Material for this task
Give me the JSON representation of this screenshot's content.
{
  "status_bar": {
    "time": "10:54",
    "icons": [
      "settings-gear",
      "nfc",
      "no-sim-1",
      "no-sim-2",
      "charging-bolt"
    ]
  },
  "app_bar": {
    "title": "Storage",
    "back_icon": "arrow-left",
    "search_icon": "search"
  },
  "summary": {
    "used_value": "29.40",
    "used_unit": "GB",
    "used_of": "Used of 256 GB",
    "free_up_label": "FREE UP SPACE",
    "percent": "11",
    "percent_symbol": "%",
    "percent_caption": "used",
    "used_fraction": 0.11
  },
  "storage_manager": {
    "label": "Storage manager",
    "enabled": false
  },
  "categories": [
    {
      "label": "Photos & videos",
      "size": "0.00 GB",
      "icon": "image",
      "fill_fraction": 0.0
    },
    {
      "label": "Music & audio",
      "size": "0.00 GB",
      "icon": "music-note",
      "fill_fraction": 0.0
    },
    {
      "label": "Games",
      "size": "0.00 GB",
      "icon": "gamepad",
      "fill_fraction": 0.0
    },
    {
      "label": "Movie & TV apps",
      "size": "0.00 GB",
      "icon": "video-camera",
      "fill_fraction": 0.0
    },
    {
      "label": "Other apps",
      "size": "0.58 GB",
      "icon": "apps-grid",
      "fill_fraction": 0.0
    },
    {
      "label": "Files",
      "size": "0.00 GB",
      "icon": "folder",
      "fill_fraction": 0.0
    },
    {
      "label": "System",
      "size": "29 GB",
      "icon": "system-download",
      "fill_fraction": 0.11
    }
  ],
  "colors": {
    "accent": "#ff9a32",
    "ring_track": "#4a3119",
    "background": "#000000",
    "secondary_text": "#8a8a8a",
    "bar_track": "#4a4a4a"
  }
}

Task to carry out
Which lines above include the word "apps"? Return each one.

Task response
      "label": "Movie & TV apps",
      "label": "Other apps",
      "icon": "apps-grid",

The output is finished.